Man Booker Prize winner Ben Okri and global bestseller Kate Mosse will be among the big names at the 2013 Plymouth International Book Festival.
Comic turned author Charlie Higson and Gavin Extence, whose debut novel received rave reviews in 2013, also top the billing for the event, which will be held from October 31 to November 9 at a range of venues across the city.
It will also have more of a family focus with events for children and a series of writing workshops, aiming to encourage people of all ages to unlock their creative potential.
The festival – a winner in Plymouth University’s 2013 Vice-Chancellor’s Enterprise Awards – is organised through a partnership of Peninsula Arts at Plymouth University, Plymouth City Council and charity Literature Works, with funding and support from Arts Council England.
Director Bertel Martin said: “The festival has put Plymouth on the national literary map, attracting new authors and audiences to the South West. For 2013, we are looking to build on that success, with an increased number of events aimed at getting local people more involved in literature in all its forms. From the classics to spoken word, and horror to comedy, there is something to cater for all tastes at the Plymouth International Book Festival.”
Thousands of people visited the inaugural Festival in 2012, where they were treated to a range of author talks and performances as well as events for young people.
For 2013, the programme includes talks by Ben Okri, widely acclaimed as one of Africa’s greatest writers and winner of the Booker Prize in 1991, and Fast Show creator and actor Charlie Higson, who will be speaking about his teen horror series, The Enemy.

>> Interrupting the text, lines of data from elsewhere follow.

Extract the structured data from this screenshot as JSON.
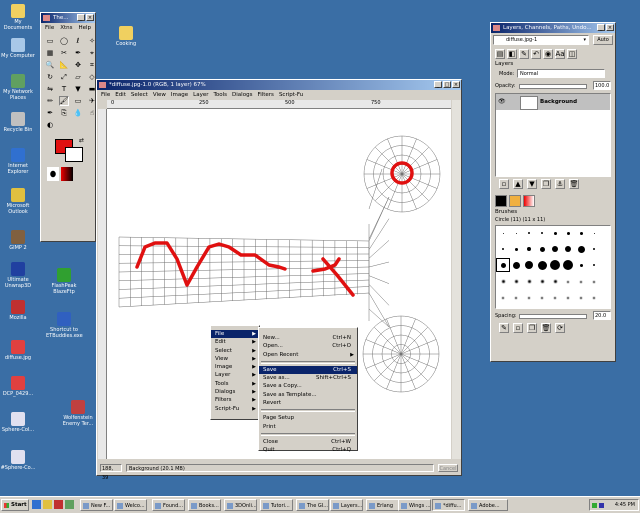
{
  "desktop": {
    "icons": [
      {
        "label": "My Documents",
        "color": "#f0d060"
      },
      {
        "label": "My Computer",
        "color": "#a8c8e8"
      },
      {
        "label": "My Network Places",
        "color": "#60a060"
      },
      {
        "label": "Recycle Bin",
        "color": "#c0c0c0"
      },
      {
        "label": "Internet Explorer",
        "color": "#3070d0"
      },
      {
        "label": "Microsoft Outlook",
        "color": "#e0c040"
      },
      {
        "label": "GIMP 2",
        "color": "#806040"
      },
      {
        "label": "Ultimate Unwrap3D",
        "color": "#2040a0"
      },
      {
        "label": "Mozilla",
        "color": "#c03030"
      },
      {
        "label": "diffuse.jpg",
        "color": "#e04040"
      },
      {
        "label": "DCP_0429...",
        "color": "#e04040"
      },
      {
        "label": "Sphere-Col...",
        "color": "#e0e0f0"
      },
      {
        "label": "#Sphere-Co...",
        "color": "#e0e0f0"
      }
    ],
    "icons2": [
      {
        "label": "FlashPeak BlazeFtp",
        "color": "#30a030"
      },
      {
        "label": "Shortcut to ETBuddies.exe",
        "color": "#3060c0"
      },
      {
        "label": "Wolfenstein Enemy Ter...",
        "color": "#c04040"
      }
    ],
    "cooking_label": "Cooking"
  },
  "toolbox": {
    "title": "The...",
    "menu": [
      "File",
      "Xtns",
      "Help"
    ]
  },
  "image_window": {
    "title": "*diffuse.jpg-1.0 (RGB, 1 layer) 67%",
    "menu": [
      "File",
      "Edit",
      "Select",
      "View",
      "Image",
      "Layer",
      "Tools",
      "Dialogs",
      "Filters",
      "Script-Fu"
    ],
    "ruler_marks": [
      "0",
      "250",
      "500",
      "750"
    ],
    "status_coords": "188, 39",
    "status_text": "Background (20.1 MB)",
    "cancel_label": "Cancel"
  },
  "context_menu": {
    "items": [
      "File",
      "Edit",
      "Select",
      "View",
      "Image",
      "Layer",
      "Tools",
      "Dialogs",
      "Filters",
      "Script-Fu"
    ]
  },
  "file_submenu": {
    "new": "New...",
    "new_sc": "Ctrl+N",
    "open": "Open...",
    "open_sc": "Ctrl+O",
    "open_recent": "Open Recent",
    "save": "Save",
    "save_sc": "Ctrl+S",
    "save_as": "Save as...",
    "save_as_sc": "Shift+Ctrl+S",
    "save_copy": "Save a Copy...",
    "save_template": "Save as Template...",
    "revert": "Revert",
    "page_setup": "Page Setup",
    "print": "Print",
    "close": "Close",
    "close_sc": "Ctrl+W",
    "quit": "Quit",
    "quit_sc": "Ctrl+Q"
  },
  "layers_window": {
    "title": "Layers, Channels, Paths, Undo...",
    "image_select": "diffuse.jpg-1",
    "auto_label": "Auto",
    "section_label": "Layers",
    "mode_label": "Mode:",
    "mode_value": "Normal",
    "opacity_label": "Opacity:",
    "opacity_value": "100.0",
    "layer_name": "Background"
  },
  "brushes": {
    "section_label": "Brushes",
    "current": "Circle (11) (11 x 11)",
    "spacing_label": "Spacing:",
    "spacing_value": "20.0"
  },
  "taskbar": {
    "start_label": "Start",
    "buttons": [
      "New F...",
      "Welco...",
      "Found...",
      "Books...",
      "3DOnli...",
      "Tutori...",
      "The GI...",
      "Layers...",
      "Erlang",
      "Wings ...",
      "*diffu...",
      "Adobe..."
    ],
    "clock": "4:45 PM"
  },
  "colors": {
    "desktop": "#3a6ea5",
    "taskbar": "#d4d0c8",
    "title_active": "#0a246a",
    "paint": "#e01010"
  }
}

Kate Mosse, best known for her 2005 novel Labyrinth, will talk about her debut collection of short stories, The Mistletoe Bride & Other Winter Tales, while Gavin Extence will speak about his debut novel The Universe Versus Alex Woods, which has received rave reviews this year.
Spoken word stars including Ian McMillan, Lemn Sissay and Linton Kwesi Johnson will give performances and the event will also feature a day dedicated to the influence of women in literature, with this year marking the 200th anniversary of the publication of Jane Austen’s Pride and Prejudice.

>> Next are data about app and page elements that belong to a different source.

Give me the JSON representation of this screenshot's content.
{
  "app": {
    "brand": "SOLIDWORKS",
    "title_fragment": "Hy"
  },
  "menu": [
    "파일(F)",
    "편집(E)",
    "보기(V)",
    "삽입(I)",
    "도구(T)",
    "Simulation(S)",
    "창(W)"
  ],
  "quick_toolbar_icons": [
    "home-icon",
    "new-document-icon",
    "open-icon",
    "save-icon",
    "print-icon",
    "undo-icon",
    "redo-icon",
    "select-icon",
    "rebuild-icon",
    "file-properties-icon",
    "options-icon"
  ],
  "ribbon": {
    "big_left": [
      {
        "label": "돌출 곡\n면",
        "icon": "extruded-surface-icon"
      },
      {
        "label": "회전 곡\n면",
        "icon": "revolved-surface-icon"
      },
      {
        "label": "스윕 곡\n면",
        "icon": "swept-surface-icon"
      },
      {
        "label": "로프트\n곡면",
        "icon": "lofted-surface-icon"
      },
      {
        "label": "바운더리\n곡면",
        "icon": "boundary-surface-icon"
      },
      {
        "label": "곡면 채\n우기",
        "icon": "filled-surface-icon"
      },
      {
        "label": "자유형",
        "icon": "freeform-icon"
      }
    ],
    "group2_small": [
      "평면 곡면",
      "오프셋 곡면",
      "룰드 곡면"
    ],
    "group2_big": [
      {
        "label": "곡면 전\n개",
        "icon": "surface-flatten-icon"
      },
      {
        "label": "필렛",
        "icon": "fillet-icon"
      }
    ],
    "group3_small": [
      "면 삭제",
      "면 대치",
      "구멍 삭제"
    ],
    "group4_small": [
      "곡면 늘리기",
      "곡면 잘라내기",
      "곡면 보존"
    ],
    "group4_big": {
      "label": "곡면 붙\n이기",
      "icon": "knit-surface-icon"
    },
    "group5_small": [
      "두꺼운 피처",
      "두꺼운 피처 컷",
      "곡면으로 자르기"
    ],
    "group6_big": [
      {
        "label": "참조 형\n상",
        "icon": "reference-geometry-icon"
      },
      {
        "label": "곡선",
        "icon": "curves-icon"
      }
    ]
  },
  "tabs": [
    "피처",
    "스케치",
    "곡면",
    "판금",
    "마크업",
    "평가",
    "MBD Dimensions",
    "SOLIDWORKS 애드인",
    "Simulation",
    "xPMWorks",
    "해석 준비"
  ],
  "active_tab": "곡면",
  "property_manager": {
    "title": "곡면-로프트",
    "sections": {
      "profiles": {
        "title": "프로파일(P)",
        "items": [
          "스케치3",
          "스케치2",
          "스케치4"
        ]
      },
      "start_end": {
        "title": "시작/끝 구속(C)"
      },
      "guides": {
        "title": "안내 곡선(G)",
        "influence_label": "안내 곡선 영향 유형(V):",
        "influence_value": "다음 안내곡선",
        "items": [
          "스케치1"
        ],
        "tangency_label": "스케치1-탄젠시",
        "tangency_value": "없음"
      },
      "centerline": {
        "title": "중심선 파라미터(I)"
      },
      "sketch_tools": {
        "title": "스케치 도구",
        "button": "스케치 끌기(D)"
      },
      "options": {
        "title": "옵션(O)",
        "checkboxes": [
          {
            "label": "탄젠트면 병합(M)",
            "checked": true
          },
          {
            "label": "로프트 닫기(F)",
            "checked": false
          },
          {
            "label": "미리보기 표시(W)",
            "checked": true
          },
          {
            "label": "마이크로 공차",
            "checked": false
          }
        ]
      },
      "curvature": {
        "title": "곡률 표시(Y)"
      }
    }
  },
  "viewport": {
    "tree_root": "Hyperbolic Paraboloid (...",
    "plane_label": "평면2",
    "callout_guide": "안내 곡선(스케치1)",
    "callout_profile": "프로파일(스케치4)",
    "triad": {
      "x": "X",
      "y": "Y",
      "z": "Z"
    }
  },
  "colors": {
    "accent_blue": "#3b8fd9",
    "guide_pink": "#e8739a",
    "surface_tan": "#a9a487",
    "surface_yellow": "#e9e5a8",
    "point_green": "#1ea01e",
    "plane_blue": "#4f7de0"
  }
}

In response to feedback from last year’s event, there will also be more workshops, with focuses on topics such as creative writing and poetry. Among the authors running those are Philip Gross, Christopher Wakling and Courttia Newland.

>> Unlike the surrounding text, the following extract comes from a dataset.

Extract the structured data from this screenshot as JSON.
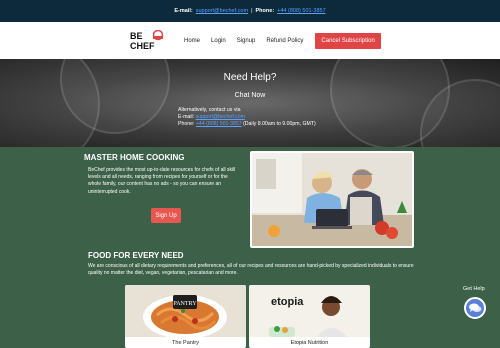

Plymouth City Council deputy leader, Cllr Peter Smith, said: “We are striving to be a brilliant co-operative council and this is a prime example of how working with other organisations can create events that help spread the word about how great Plymouth is. We are particularly keen to get more young people involved – learning to love reading and working up a thirst for knowledge will help our young people grow in confidence.”
Kate Offord, Literature Relationship Manager, South West, at the Arts Council England said: “We’re really excited to see the Festival grow and develop from its successful launch in 2012, supported through our National Lottery-funded Grants for the arts scheme. This is a great example of partnership working to build a strong and resilient literature sector that can reach out and engage local people and visitors with high quality work. I’m definitely looking forward to being there and being part of the buzz.”
More announcements and information will be made available through the festival website at www.plymouthinternationalbookfestival.com.